* [Records supplied]:
++++++++++++++++++++

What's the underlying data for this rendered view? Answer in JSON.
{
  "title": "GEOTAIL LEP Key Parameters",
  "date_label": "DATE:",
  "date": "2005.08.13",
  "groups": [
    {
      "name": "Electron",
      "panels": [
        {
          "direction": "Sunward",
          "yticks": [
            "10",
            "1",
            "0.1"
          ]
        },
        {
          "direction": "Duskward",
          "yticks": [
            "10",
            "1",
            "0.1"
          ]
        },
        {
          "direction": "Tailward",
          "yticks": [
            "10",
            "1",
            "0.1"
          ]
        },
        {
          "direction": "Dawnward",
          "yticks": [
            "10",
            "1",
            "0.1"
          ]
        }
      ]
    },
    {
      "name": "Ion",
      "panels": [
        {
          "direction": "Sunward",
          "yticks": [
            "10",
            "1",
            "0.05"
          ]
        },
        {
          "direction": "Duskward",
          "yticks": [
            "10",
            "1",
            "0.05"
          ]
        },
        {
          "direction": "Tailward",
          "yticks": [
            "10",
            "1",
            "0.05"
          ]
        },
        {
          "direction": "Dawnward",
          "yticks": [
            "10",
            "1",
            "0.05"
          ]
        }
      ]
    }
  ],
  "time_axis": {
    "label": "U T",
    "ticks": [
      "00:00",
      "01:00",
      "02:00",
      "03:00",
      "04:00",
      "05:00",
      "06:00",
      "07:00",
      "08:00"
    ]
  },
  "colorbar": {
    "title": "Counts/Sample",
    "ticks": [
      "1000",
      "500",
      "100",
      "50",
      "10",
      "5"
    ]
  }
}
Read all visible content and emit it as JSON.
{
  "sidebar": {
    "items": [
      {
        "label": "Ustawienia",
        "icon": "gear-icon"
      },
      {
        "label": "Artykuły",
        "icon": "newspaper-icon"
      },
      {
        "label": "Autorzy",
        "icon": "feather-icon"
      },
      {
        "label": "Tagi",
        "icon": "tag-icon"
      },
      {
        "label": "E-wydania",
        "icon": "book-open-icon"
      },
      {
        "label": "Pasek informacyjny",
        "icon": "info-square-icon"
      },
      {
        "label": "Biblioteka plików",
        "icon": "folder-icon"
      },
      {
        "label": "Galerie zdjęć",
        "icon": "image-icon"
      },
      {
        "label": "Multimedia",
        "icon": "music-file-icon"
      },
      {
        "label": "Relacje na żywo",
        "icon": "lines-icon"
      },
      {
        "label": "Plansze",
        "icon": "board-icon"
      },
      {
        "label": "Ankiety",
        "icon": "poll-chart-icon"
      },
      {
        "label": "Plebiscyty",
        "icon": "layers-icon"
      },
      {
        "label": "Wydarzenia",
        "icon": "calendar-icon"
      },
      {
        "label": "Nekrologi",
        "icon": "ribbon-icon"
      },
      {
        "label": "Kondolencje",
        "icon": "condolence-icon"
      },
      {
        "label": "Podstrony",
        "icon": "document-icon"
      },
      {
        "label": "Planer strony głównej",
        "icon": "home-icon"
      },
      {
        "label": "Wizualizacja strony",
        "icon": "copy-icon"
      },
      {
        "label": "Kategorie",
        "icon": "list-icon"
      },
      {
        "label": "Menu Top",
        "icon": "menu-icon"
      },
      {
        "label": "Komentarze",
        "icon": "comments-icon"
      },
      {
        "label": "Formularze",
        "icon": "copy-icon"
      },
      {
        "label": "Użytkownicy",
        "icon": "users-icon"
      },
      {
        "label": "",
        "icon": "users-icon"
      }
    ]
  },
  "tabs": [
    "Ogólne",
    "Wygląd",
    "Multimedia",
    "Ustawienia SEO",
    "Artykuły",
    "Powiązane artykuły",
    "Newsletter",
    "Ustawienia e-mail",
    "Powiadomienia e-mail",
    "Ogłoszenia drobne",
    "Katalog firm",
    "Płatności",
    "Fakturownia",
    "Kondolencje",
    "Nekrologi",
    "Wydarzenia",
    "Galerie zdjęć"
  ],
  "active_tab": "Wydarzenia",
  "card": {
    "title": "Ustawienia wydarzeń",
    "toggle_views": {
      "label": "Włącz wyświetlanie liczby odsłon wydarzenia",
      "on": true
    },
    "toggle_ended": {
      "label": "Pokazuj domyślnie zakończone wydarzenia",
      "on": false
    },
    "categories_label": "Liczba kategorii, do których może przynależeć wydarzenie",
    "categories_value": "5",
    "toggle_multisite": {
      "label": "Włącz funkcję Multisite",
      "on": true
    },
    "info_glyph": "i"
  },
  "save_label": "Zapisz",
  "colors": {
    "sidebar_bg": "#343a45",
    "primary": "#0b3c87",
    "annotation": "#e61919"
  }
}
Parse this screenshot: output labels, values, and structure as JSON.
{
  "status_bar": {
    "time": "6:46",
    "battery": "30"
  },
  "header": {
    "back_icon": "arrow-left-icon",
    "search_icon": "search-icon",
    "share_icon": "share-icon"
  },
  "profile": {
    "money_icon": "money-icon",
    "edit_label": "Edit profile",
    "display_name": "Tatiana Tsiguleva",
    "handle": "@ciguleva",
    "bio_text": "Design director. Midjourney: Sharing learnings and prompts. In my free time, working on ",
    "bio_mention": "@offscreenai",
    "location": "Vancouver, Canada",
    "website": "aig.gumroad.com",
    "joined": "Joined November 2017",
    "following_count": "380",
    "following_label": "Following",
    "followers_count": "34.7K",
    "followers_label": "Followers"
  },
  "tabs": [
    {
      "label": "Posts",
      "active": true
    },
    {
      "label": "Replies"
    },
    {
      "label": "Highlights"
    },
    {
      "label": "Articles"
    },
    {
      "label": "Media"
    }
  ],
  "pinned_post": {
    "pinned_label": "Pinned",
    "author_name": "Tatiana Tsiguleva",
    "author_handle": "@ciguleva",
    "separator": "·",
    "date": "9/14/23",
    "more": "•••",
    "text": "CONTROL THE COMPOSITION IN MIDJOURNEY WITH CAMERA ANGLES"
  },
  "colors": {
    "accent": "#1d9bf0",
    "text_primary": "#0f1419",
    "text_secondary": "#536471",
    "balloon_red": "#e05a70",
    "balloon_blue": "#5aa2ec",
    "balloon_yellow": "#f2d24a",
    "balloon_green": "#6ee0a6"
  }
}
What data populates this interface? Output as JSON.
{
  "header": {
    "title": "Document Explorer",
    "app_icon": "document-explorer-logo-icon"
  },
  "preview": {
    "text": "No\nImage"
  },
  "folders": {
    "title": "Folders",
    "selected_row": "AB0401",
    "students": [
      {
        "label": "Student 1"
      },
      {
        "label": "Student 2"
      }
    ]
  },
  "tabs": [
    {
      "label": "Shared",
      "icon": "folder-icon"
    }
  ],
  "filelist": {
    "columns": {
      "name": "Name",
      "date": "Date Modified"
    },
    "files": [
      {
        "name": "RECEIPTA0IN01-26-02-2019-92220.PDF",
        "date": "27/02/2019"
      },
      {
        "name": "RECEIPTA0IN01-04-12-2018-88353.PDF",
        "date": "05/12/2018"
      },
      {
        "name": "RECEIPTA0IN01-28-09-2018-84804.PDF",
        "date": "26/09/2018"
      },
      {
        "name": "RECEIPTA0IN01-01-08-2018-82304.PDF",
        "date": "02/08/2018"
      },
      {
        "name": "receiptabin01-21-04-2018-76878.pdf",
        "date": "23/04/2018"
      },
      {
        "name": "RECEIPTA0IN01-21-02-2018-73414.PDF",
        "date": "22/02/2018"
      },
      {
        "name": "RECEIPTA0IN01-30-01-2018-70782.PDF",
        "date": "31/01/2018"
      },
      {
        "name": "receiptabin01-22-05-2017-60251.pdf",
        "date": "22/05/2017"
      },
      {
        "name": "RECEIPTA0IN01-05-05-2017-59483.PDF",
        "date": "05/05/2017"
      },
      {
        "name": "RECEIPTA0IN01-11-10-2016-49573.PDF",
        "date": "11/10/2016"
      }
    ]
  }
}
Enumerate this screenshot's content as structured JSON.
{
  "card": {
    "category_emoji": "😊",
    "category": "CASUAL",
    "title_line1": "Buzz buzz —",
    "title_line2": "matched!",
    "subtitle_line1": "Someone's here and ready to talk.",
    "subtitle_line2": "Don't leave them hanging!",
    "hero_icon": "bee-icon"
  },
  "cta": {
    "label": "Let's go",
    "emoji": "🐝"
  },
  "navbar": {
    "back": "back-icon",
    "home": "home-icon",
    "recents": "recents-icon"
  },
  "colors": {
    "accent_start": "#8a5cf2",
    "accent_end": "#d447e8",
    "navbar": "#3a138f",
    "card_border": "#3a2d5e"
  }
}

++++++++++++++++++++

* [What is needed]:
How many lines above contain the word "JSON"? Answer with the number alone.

* [Result of this task]:
5